[Opening Data for the task section]
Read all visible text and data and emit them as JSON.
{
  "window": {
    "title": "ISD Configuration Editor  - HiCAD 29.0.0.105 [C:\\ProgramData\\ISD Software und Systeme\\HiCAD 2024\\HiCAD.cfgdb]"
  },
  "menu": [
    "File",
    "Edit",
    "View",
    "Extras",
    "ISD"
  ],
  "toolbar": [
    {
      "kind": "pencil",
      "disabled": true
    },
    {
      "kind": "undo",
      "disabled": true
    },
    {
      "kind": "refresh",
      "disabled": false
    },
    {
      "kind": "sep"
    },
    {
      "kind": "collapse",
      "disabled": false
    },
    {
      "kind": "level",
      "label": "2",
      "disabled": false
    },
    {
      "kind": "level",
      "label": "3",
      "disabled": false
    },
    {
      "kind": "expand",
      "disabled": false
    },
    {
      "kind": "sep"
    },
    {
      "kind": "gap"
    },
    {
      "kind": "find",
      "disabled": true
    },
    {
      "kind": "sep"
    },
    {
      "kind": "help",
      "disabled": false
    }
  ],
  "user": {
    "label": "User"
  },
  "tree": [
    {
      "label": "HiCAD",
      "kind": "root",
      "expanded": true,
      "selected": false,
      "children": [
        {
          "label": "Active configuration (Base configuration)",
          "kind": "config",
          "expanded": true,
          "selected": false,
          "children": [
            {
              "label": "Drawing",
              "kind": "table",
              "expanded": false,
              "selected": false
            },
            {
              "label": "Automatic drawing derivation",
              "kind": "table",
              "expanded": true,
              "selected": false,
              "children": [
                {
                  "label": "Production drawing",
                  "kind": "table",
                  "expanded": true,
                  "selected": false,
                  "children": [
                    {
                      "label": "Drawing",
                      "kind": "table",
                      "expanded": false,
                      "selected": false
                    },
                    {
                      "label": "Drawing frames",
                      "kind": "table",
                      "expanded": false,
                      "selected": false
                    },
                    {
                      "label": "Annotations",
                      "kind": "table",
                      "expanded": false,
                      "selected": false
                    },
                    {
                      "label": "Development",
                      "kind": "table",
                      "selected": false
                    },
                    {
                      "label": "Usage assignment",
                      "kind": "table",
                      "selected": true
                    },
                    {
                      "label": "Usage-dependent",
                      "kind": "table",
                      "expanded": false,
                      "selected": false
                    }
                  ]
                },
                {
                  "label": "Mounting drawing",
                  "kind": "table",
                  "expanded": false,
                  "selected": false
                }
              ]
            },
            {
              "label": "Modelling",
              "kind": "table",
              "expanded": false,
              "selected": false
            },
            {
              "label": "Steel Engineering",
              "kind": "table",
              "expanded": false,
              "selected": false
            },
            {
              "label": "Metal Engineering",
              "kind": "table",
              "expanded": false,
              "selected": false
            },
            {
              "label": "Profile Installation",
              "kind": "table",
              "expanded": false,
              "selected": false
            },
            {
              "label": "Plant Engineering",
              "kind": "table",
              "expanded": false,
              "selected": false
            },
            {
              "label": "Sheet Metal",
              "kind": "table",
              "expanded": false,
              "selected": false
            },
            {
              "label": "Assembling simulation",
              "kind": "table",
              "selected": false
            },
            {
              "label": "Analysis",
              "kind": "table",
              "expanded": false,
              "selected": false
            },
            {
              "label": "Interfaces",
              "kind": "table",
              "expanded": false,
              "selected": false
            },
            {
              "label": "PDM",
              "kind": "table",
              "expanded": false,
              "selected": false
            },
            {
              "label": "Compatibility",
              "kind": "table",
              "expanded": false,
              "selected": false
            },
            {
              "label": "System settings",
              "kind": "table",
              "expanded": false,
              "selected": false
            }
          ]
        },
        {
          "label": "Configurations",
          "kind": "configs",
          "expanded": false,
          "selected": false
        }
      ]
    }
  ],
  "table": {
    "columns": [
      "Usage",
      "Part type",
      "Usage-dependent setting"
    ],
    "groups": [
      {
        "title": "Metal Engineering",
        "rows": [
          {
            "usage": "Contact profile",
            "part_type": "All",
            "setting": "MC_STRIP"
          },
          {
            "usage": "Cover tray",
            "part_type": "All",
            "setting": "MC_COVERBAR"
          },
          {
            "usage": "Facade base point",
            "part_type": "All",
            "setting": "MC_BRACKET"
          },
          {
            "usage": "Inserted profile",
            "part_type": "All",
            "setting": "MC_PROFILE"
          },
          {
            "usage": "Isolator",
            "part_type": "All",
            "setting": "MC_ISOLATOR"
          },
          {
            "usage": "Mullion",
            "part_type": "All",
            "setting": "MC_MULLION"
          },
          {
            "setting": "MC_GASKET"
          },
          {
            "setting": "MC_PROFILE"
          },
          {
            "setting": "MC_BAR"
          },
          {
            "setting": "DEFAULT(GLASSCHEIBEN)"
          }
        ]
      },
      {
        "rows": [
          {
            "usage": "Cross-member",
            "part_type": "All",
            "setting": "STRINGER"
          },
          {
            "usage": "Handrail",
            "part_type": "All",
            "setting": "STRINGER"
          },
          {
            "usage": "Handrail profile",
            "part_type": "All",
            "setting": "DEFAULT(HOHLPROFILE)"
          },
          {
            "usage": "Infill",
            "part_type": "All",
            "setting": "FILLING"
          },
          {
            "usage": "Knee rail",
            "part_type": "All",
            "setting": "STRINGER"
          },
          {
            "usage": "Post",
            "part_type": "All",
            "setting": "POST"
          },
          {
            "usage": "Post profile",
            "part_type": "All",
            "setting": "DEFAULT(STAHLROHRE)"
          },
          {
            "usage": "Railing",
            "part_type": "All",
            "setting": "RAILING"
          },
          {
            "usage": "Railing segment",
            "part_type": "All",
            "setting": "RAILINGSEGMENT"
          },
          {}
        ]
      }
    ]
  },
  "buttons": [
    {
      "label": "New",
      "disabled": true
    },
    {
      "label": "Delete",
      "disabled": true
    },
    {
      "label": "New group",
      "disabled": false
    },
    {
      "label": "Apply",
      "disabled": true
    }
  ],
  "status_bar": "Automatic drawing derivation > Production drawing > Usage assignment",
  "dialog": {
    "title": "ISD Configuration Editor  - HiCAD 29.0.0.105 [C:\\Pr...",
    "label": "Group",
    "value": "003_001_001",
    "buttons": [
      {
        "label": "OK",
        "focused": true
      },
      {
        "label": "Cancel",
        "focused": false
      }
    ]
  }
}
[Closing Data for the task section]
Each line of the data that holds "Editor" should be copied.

### Finished task
    "title": "ISD Configuration Editor  - HiCAD 29.0.0.105 [C:\\ProgramData\\ISD Software und Systeme\\HiCAD 2024\\HiCAD.cfgdb]"
    "title": "ISD Configuration Editor  - HiCAD 29.0.0.105 [C:\\Pr...",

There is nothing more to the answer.